Playing in the dark with the models produced quite poetic moving shadows and I felt compelled to make a video.
The sounds reflect my thoughts on an uninhabited arctic wasteland, where installations are left from one year’s end to the next. Like the nuclear-powered lighthouses built around the northern coasts of the erstwhile USSR now looted for their copper wiring, the looters will have got hotter swag than they may have hoped for.
For the degree show, the models were attached to a conveyor belt mounted on filing cabinets so that they circle relentlessly. There is a light shining on them so that moving shadows are cast on the wall behind the machine.
The filing cabinets were a particularly lucky find and added considerations of bureaucracy.
The piece is displayed in dark space and can be viewed only through a narrow slit, like a gun-sight in a thick concrete bunker. This is significantly frustrating; clearly for the convenience of those within not those without. It is suggestive of paranoia and concealment as well as of value; something here was considered to be in need of preservation through extreme circumstances.
The conveyor circles between the cabinets. In the drawers are forgotten, official looking documents. Everything is grey. Overall the work has an air of ‘retro-futurism’ the circling of the conveyor reminds of bureaucracy; regulations and restrictions are engendered because they become possible to enforce not because they are ‘needed’. Statutes remain though the reasons for their existence are lost, their original purposes subverted.
Like a Kafka office, empty but for a ringing phone, this office is long forgotten, down some secret corridor. No knows who is meant to work here, yet edicts continue to be ground out; directives circle endlessly. The models though small are not benign, like the creeping restrictions which are enacted unnoticed, and morsel by morsel freedoms are eroded as governments draw secrecy and paranoid around themselves.

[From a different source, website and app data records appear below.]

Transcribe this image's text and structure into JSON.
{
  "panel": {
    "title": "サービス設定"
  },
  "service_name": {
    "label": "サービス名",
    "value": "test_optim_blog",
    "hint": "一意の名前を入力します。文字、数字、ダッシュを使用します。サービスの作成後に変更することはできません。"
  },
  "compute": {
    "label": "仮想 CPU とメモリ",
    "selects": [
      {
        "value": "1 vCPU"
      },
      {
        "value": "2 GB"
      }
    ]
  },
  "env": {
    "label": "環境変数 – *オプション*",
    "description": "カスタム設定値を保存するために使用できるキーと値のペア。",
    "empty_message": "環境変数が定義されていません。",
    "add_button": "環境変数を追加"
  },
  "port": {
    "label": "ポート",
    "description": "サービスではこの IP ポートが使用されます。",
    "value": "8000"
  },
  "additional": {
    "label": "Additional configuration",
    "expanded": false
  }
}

The models are enigmatic – military? Industrial? Functional? Derelict? They do not reveal their secrets.
Secrets can be old and decayed but secrets they remain. Secret graveyards of abandoned nuclear submarines and naval ships of the USSR in arctic seas were far from prying eyes until Google Earth revealed their slender silhouettes. They will remain for a long time, slowly seeping radioactivity and other noxious effluents into the sea. Biological activity in Polar Regions is so slowed by cold that insults to the environment remain as unchanging scars. Vegetation does not grow over exposed soil; the detritus of World War II fighting is still scattered on the surface of battlefields of north Finland and the Kola Peninsula. Poisoned land and sea will stay poisoned. The sounds evoke this arctic coldness and desolation, a whistling wind and clanking metal with an electrical hum, suggesting activity but deserted.
The title, Nowhere/Somewhere/Everywhere, suggests that though based on nowhere and despite a slightly ridiculous, pathetic air there is much in the world to which it could refer and that which it references – the will to power – is something to be universally guarded against.